But speeches are products of the intellect, the brain, and address the earth and the stuff that comes from the earth. Speeches do not ascend to the Throne of Grace. Only prayers do. And there is nowhere a speech can become a prayer, even if that speech is delivered by the Pope. The mouth delivers speeches programmed by the brain. But the information that flows from on High also comes through the mouth of prophets, and is distinguishable from speeches. It is our making what comes from the mouths of prophets part of ourselves that gradually opens to us levels where our volitions can be received and transmitted upwards, to the destination they qualify for.

This weekend and next, we shall be listening to a lot of speeches, watching many groups singing songs of praise to man, and dancing to the music of the body. The two most serious parties, the PDP and the ANPP, will regale Abuja with speeches. They will be speaking to delegates who are representing millions of their supporters back home in their wards and local government areas and states. What they do in Abuja is supposed to be what will help to grow the nation and the candidates that will fly their flags at all levels will be those who, if they win their elections, will take charge of the political terrain for the next four years.

But before they start their deliberations, they are likely to pray. The prayer will run like this: O God, take charge of these deliberations. You are the chairman of this occasion. See us through peacefully and grant us journey mercies back to our homes. Then they will go into the business of finalizing what they started back home before coming to Abuja. In the local government areas, in the states, they produced documents of representatives who were supposed to have been voted for to be in Abuja to choose those who will fly their flags. There was hardly anywhere where such voting took place.

So, they are taking fraud to Abuja and will foist fraud on the people and leave Abuja with fraud. And we would have started the year with fraud which we will in the next four years be asking God to protect and defend.

In reading the February 2 piece in Today God is First by O. S. Hillman, I came across this quote credited to C. S. Lewis, “God whispers to us in our pleasures, speaks in our conscience, but shouts in our pains; it is His megaphones to rouse a deaf world”.

hear God’s shout! How can anyone wish us a happy new year when fruits of the fraud we have been sowing are fully ripe for the reaping! May we be sane enough to accept the outcome of our spiritual and material Nigeria has destroyed the megaphones through lack of maintenance and does not investments.

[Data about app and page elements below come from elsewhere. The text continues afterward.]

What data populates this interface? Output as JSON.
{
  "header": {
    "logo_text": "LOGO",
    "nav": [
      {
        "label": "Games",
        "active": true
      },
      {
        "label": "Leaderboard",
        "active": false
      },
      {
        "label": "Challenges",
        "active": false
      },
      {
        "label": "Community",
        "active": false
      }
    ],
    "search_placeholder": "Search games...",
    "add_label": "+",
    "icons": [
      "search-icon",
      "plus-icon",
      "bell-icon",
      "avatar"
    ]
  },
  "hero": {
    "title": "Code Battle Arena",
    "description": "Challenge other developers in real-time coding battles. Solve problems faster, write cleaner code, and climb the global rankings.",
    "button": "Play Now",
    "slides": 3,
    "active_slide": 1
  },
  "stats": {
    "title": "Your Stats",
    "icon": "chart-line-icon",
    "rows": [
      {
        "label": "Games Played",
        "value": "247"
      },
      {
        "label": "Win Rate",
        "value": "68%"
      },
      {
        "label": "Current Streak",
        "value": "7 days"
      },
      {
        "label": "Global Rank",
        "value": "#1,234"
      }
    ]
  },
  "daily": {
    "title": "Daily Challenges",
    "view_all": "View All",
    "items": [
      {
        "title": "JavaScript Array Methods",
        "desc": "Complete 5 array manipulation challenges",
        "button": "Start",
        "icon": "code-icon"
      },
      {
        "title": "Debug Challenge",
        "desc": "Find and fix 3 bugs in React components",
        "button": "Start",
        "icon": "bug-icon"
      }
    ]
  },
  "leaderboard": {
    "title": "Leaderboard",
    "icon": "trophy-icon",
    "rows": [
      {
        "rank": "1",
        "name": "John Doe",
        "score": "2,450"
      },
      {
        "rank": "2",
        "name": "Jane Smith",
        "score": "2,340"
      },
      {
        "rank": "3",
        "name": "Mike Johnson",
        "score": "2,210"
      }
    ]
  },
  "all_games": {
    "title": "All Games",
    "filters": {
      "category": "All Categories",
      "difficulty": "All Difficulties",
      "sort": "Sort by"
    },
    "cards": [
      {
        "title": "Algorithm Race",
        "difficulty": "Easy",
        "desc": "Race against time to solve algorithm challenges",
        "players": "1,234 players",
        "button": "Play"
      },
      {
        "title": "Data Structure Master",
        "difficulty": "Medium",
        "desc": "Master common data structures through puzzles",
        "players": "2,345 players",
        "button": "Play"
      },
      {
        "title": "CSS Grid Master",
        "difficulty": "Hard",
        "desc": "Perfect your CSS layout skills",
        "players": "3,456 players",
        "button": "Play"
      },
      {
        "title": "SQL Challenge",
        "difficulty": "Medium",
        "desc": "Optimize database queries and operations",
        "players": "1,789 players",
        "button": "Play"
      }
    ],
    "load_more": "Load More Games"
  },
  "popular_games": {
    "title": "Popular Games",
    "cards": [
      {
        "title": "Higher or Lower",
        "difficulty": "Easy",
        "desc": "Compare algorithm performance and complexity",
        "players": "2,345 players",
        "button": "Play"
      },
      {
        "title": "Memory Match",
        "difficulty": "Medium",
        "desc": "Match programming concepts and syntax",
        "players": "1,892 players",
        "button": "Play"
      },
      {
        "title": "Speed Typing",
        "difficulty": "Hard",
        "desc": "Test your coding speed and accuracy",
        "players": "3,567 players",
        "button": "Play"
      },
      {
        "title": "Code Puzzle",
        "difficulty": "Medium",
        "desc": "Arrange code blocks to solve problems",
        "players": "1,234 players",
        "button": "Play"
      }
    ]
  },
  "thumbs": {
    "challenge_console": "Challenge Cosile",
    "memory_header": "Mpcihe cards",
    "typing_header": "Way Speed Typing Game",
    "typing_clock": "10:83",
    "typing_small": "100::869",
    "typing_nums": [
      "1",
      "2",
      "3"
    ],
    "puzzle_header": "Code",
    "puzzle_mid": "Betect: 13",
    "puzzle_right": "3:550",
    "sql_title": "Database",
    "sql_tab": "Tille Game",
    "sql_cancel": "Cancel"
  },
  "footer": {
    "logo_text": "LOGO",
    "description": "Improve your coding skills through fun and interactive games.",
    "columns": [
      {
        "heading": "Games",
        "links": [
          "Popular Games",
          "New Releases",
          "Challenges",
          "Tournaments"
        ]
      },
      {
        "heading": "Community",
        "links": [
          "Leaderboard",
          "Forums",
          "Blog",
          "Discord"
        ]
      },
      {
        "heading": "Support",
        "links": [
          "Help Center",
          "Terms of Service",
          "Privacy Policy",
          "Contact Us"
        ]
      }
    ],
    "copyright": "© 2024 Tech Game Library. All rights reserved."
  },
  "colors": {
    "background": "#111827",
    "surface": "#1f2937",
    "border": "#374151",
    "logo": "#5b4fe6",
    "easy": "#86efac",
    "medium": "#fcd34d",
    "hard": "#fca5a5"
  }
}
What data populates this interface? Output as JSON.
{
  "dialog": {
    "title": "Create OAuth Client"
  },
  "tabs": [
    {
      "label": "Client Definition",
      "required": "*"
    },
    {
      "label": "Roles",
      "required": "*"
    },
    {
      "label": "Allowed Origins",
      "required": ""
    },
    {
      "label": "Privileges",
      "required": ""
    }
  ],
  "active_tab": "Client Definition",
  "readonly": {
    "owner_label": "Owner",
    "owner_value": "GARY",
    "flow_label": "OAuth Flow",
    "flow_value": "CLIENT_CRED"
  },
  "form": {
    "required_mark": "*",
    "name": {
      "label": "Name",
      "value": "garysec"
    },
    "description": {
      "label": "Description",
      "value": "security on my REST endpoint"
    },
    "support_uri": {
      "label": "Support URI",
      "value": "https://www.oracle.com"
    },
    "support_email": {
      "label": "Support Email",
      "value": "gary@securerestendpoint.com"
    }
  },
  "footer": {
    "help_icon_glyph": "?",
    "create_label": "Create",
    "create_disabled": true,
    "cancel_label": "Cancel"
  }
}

You may also like...

Leave a Reply

Your email address will not be published. Required fields are marked *